### REQUIRED WORK:
Each entry, as given, must be output unchanged.

### ENTRIES PROVIDED:
══════════

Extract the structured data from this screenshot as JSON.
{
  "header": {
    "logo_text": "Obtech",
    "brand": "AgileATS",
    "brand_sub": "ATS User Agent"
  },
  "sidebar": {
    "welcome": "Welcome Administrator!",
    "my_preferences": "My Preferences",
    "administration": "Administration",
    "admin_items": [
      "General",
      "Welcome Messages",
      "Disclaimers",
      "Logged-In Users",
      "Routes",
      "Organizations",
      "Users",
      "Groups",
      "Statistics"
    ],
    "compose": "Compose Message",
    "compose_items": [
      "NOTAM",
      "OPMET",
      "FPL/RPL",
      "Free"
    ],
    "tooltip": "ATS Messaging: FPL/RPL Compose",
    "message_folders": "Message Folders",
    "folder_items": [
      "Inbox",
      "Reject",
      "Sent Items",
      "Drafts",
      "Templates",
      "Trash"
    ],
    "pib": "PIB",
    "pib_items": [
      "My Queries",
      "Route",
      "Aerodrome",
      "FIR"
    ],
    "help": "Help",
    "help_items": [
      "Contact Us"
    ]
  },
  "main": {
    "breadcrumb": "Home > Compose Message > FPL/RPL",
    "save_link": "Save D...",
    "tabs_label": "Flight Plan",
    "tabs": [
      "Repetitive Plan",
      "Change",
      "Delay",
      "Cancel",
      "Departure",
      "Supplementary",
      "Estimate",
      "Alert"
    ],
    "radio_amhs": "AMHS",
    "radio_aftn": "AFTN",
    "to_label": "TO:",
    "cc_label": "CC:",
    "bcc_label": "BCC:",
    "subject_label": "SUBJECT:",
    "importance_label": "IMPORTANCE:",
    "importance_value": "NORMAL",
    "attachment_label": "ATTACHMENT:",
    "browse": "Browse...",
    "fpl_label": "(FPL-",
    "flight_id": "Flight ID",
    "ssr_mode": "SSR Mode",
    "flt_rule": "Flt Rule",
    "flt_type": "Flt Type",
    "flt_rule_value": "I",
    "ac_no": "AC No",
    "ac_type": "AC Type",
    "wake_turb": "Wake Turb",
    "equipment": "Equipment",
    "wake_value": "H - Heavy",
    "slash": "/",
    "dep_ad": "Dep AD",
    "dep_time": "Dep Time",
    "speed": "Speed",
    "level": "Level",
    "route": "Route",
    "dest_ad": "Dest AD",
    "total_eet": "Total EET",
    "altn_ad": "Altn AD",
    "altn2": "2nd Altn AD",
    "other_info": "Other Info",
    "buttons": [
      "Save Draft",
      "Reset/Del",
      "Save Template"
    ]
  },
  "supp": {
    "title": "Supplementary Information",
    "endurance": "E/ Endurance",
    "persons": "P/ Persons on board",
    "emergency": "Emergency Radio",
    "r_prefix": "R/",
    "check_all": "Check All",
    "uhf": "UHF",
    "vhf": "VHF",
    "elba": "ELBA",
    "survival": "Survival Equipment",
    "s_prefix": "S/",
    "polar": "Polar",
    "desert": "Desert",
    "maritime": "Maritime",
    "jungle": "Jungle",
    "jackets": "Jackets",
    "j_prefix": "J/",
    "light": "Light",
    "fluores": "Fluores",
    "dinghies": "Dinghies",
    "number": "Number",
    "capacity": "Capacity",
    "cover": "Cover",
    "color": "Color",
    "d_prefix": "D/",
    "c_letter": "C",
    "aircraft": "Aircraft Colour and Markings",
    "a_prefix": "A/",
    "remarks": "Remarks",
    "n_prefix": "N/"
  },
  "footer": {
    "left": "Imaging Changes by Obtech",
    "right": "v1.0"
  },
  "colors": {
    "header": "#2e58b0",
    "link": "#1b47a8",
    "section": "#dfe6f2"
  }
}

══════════

### ANSWER SPACE:
Extract the structured data from this screenshot as JSON.
{
  "header": {
    "logo_text": "Obtech",
    "brand": "AgileATS",
    "brand_sub": "ATS User Agent"
  },
  "sidebar": {
    "welcome": "Welcome Administrator!",
    "my_preferences": "My Preferences",
    "administration": "Administration",
    "admin_items": [
      "General",
      "Welcome Messages",
      "Disclaimers",
      "Logged-In Users",
      "Routes",
      "Organizations",
      "Users",
      "Groups",
      "Statistics"
    ],
    "compose": "Compose Message",
    "compose_items": [
      "NOTAM",
      "OPMET",
      "FPL/RPL",
      "Free"
    ],
    "tooltip": "ATS Messaging: FPL/RPL Compose",
    "message_folders": "Message Folders",
    "folder_items": [
      "Inbox",
      "Reject",
      "Sent Items",
      "Drafts",
      "Templates",
      "Trash"
    ],
    "pib": "PIB",
    "pib_items": [
      "My Queries",
      "Route",
      "Aerodrome",
      "FIR"
    ],
    "help": "Help",
    "help_items": [
      "Contact Us"
    ]
  },
  "main": {
    "breadcrumb": "Home > Compose Message > FPL/RPL",
    "save_link": "Save D...",
    "tabs_label": "Flight Plan",
    "tabs": [
      "Repetitive Plan",
      "Change",
      "Delay",
      "Cancel",
      "Departure",
      "Supplementary",
      "Estimate",
      "Alert"
    ],
    "radio_amhs": "AMHS",
    "radio_aftn": "AFTN",
    "to_label": "TO:",
    "cc_label": "CC:",
    "bcc_label": "BCC:",
    "subject_label": "SUBJECT:",
    "importance_label": "IMPORTANCE:",
    "importance_value": "NORMAL",
    "attachment_label": "ATTACHMENT:",
    "browse": "Browse...",
    "fpl_label": "(FPL-",
    "flight_id": "Flight ID",
    "ssr_mode": "SSR Mode",
    "flt_rule": "Flt Rule",
    "flt_type": "Flt Type",
    "flt_rule_value": "I",
    "ac_no": "AC No",
    "ac_type": "AC Type",
    "wake_turb": "Wake Turb",
    "equipment": "Equipment",
    "wake_value": "H - Heavy",
    "slash": "/",
    "dep_ad": "Dep AD",
    "dep_time": "Dep Time",
    "speed": "Speed",
    "level": "Level",
    "route": "Route",
    "dest_ad": "Dest AD",
    "total_eet": "Total EET",
    "altn_ad": "Altn AD",
    "altn2": "2nd Altn AD",
    "other_info": "Other Info",
    "buttons": [
      "Save Draft",
      "Reset/Del",
      "Save Template"
    ]
  },
  "supp": {
    "title": "Supplementary Information",
    "endurance": "E/ Endurance",
    "persons": "P/ Persons on board",
    "emergency": "Emergency Radio",
    "r_prefix": "R/",
    "check_all": "Check All",
    "uhf": "UHF",
    "vhf": "VHF",
    "elba": "ELBA",
    "survival": "Survival Equipment",
    "s_prefix": "S/",
    "polar": "Polar",
    "desert": "Desert",
    "maritime": "Maritime",
    "jungle": "Jungle",
    "jackets": "Jackets",
    "j_prefix": "J/",
    "light": "Light",
    "fluores": "Fluores",
    "dinghies": "Dinghies",
    "number": "Number",
    "capacity": "Capacity",
    "cover": "Cover",
    "color": "Color",
    "d_prefix": "D/",
    "c_letter": "C",
    "aircraft": "Aircraft Colour and Markings",
    "a_prefix": "A/",
    "remarks": "Remarks",
    "n_prefix": "N/"
  },
  "footer": {
    "left": "Imaging Changes by Obtech",
    "right": "v1.0"
  },
  "colors": {
    "header": "#2e58b0",
    "link": "#1b47a8",
    "section": "#dfe6f2"
  }
}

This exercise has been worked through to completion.